• [Provided entries]:

============================================================

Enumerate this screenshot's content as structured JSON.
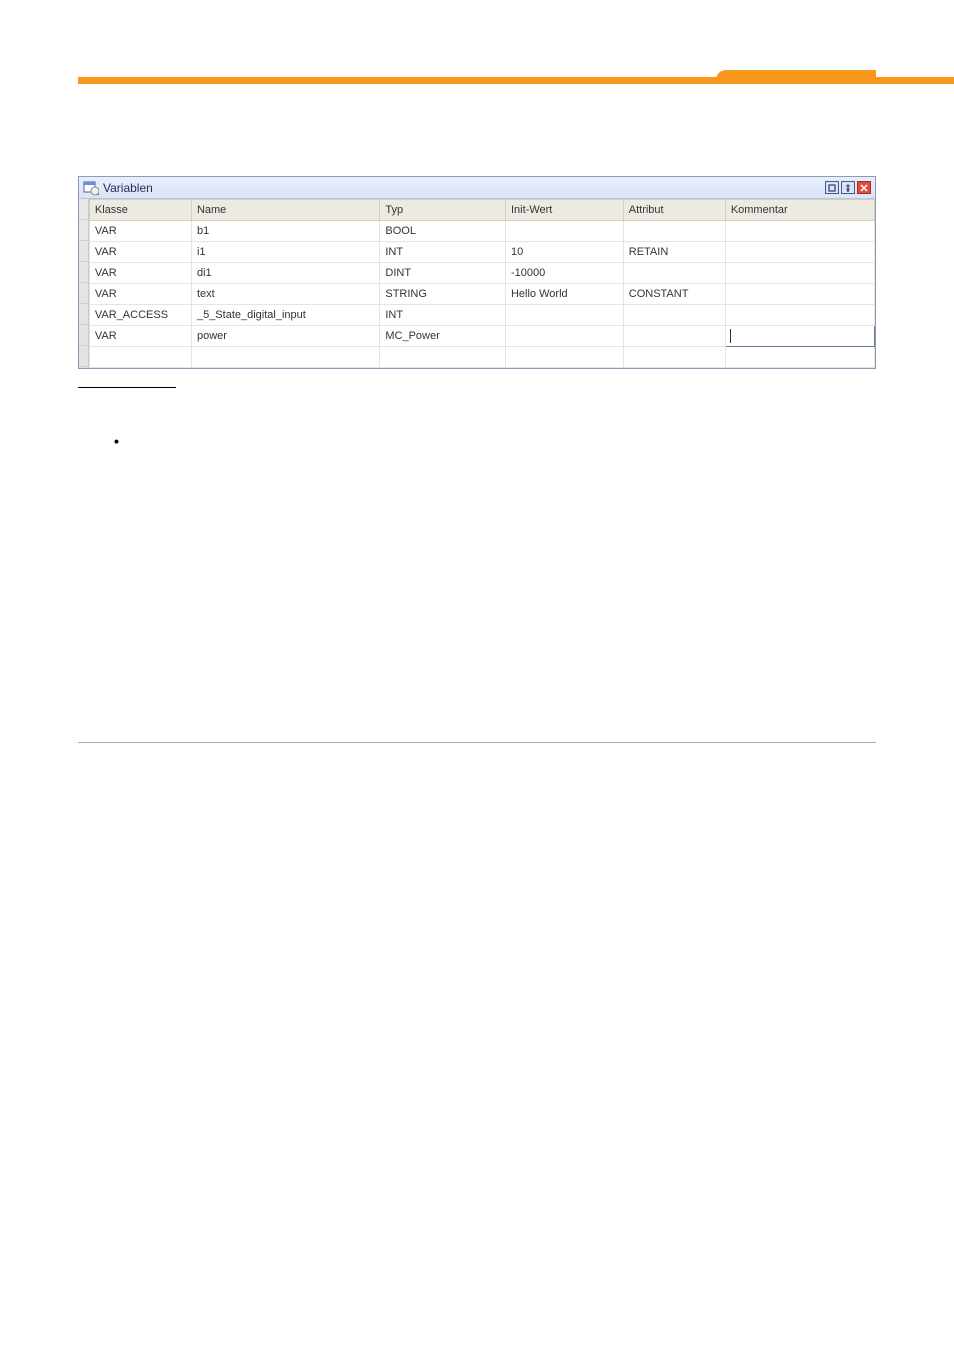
{
  "window": {
    "title": "Variablen"
  },
  "table": {
    "headers": {
      "klasse": "Klasse",
      "name": "Name",
      "typ": "Typ",
      "init": "Init-Wert",
      "attr": "Attribut",
      "komm": "Kommentar"
    },
    "rows": [
      {
        "klasse": "VAR",
        "name": "b1",
        "typ": "BOOL",
        "init": "",
        "attr": "",
        "komm": ""
      },
      {
        "klasse": "VAR",
        "name": "i1",
        "typ": "INT",
        "init": "10",
        "attr": "RETAIN",
        "komm": ""
      },
      {
        "klasse": "VAR",
        "name": "di1",
        "typ": "DINT",
        "init": "-10000",
        "attr": "",
        "komm": ""
      },
      {
        "klasse": "VAR",
        "name": "text",
        "typ": "STRING",
        "init": "Hello World",
        "attr": "CONSTANT",
        "komm": ""
      },
      {
        "klasse": "VAR_ACCESS",
        "name": "_5_State_digital_input",
        "typ": "INT",
        "init": "",
        "attr": "",
        "komm": ""
      },
      {
        "klasse": "VAR",
        "name": "power",
        "typ": "MC_Power",
        "init": "",
        "attr": "",
        "komm": ""
      }
    ]
  },
  "bullets": [
    "",
    "",
    "",
    ""
  ]
}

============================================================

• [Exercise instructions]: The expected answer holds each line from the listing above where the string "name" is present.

• [Your solution]:
      "name": "Name",
        "name": "b1",
        "name": "i1",
        "name": "di1",
        "name": "text",
        "name": "_5_State_digital_input",
        "name": "power",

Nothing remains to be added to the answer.